The report cites a number of religious personalities that have been allowed to raise funds for al-Qaeda’s Syrian affiliate, the Nusra Front.
David Kirkpatrick, author of the article, also wrote that the Qatari state has on occasion provided some direct assistance, “to the Taliban of Afghanistan, Hamas of Gaza, rebels from Syria, militias in Libya and allies of the Muslim Brotherhood across the region.”
In response, Kirkpatrick said, next-door neighbors Saudi Arabia and the United Arab Emirates have rallied, along with Egypt, to portray the peninsular state “as a godfather to terrorists everywhere.”
The United States pentagon has even accused Qatar of being behind the Islamic State in Iraq and Syria, an allegation the analysts and Arab diplomats cited by the piece said was “implausible and unsubstantiated.”
In Libya, Qatar’s support of militias rivaling those supported by the United Arab Emirates has driven another wedge into relations with its next-door neighbor as the latter, the report states, is weary of Qatar’s support of the Egypt’s Muslim Brotherhood.

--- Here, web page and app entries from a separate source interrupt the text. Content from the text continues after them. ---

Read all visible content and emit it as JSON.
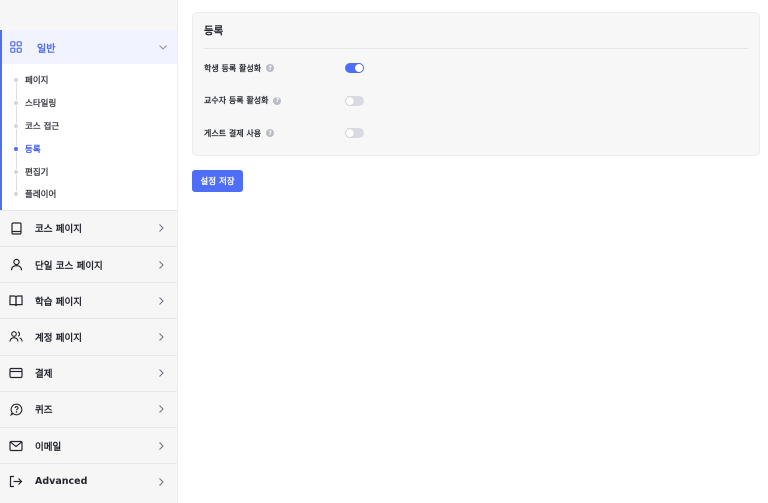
{
  "sidebar": {
    "open_group": {
      "label": "일반",
      "icon": "grid-icon",
      "subitems": [
        {
          "label": "페이지",
          "active": false
        },
        {
          "label": "스타일링",
          "active": false
        },
        {
          "label": "코스 접근",
          "active": false
        },
        {
          "label": "등록",
          "active": true
        },
        {
          "label": "편집기",
          "active": false
        },
        {
          "label": "플레이어",
          "active": false
        }
      ]
    },
    "items": [
      {
        "label": "코스 페이지",
        "icon": "book-icon"
      },
      {
        "label": "단일 코스 페이지",
        "icon": "user-icon"
      },
      {
        "label": "학습 페이지",
        "icon": "open-book-icon"
      },
      {
        "label": "계정 페이지",
        "icon": "users-icon"
      },
      {
        "label": "결제",
        "icon": "credit-card-icon"
      },
      {
        "label": "퀴즈",
        "icon": "question-bubble-icon"
      },
      {
        "label": "이메일",
        "icon": "mail-icon"
      },
      {
        "label": "Advanced",
        "icon": "logout-icon"
      }
    ]
  },
  "main": {
    "card_title": "등록",
    "settings": [
      {
        "label": "학생 등록 활성화",
        "enabled": true
      },
      {
        "label": "교수자 등록 활성화",
        "enabled": false
      },
      {
        "label": "게스트 결제 사용",
        "enabled": false
      }
    ],
    "help_glyph": "?",
    "save_label": "설정 저장"
  },
  "colors": {
    "accent": "#4f6ef7",
    "sidebar_bg": "#f6f6f7",
    "toggle_off": "#d9dbe0"
  }
}
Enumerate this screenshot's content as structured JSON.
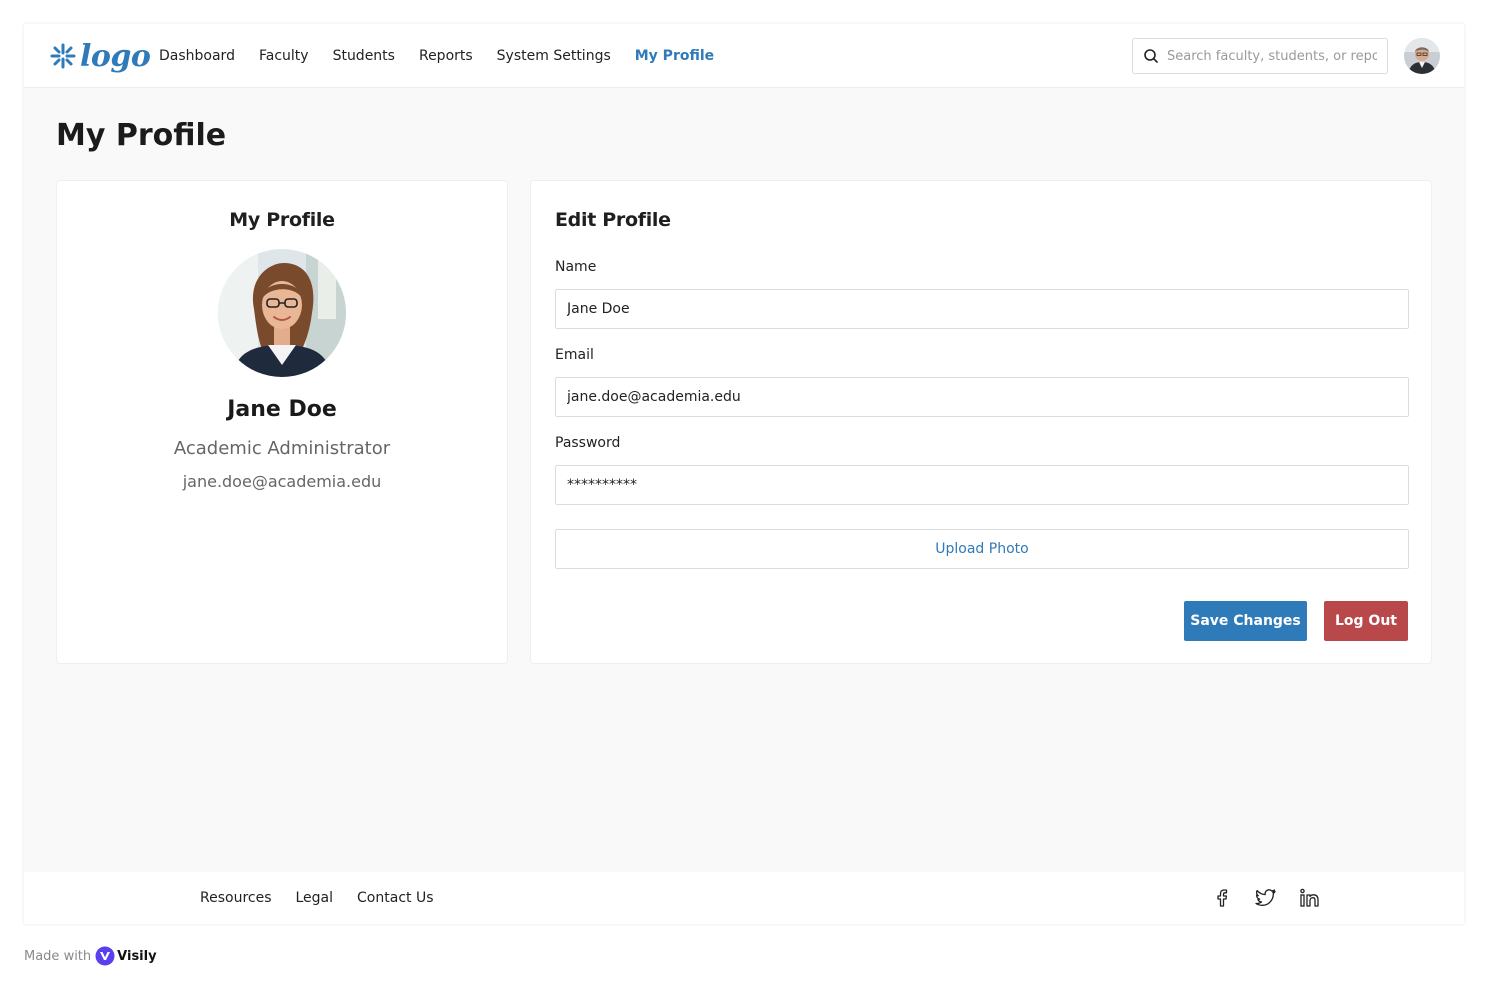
{
  "app": {
    "logo_text": "logo"
  },
  "nav": {
    "items": [
      {
        "label": "Dashboard"
      },
      {
        "label": "Faculty"
      },
      {
        "label": "Students"
      },
      {
        "label": "Reports"
      },
      {
        "label": "System Settings"
      },
      {
        "label": "My Profile",
        "active": true
      }
    ]
  },
  "search": {
    "placeholder": "Search faculty, students, or reports",
    "icon": "search-icon"
  },
  "page": {
    "title": "My Profile"
  },
  "profile_card": {
    "heading": "My Profile",
    "name": "Jane Doe",
    "role": "Academic Administrator",
    "email": "jane.doe@academia.edu"
  },
  "edit_form": {
    "heading": "Edit Profile",
    "name_label": "Name",
    "name_value": "Jane Doe",
    "email_label": "Email",
    "email_value": "jane.doe@academia.edu",
    "password_label": "Password",
    "password_value": "**********",
    "upload_label": "Upload Photo",
    "save_label": "Save Changes",
    "logout_label": "Log Out"
  },
  "footer": {
    "links": [
      {
        "label": "Resources"
      },
      {
        "label": "Legal"
      },
      {
        "label": "Contact Us"
      }
    ],
    "socials": [
      "facebook-icon",
      "twitter-icon",
      "linkedin-icon"
    ]
  },
  "made_with": {
    "prefix": "Made with",
    "brand": "Visily"
  },
  "colors": {
    "accent": "#2f7ab8",
    "danger": "#b9484a",
    "background": "#f9f9f9"
  }
}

Kirkpatrick writes that Qatar further alienated the United States after extremists in a militia supported by the gulf state broke away to form their own militant group, Ansar al-Shariah, which “played a role in the death of the American ambassador, J. Christopher Stevens.”
He added that Qatar continues to back groups “loosely allied” with Ansar al-Shariah.
However, the crackdown on the Muslim Brotherhood in Egypt, the report says, forced Doha to “recalibrate.”
The article says Western diplomats and Islamists who have worked with the Qatari state point that Doha has been refusing to provide money to the Brotherhood “for fear of further alienating its gulf neighbors who backed the takeover.”
“The big falling-out is over Egypt, not Syria,” Paul Salem, a scholar at the Middle East Institute is cited as saying in the article. Since the military has taken over in Cairo, Egypt, Saudi Arabia and the United Arab Emirates have all withdrawn their ambassadors from Doha.
The New York Times article also claims that there are other Gulf countries such as Saudi Arabia and Kuwait where donations for al-Nusra Front were allowed to be collected. However, it stresses that United States Treasury officials have singled out both Qatar and Kuwait as “permissive jurisdictions” for terrorist fund-raising.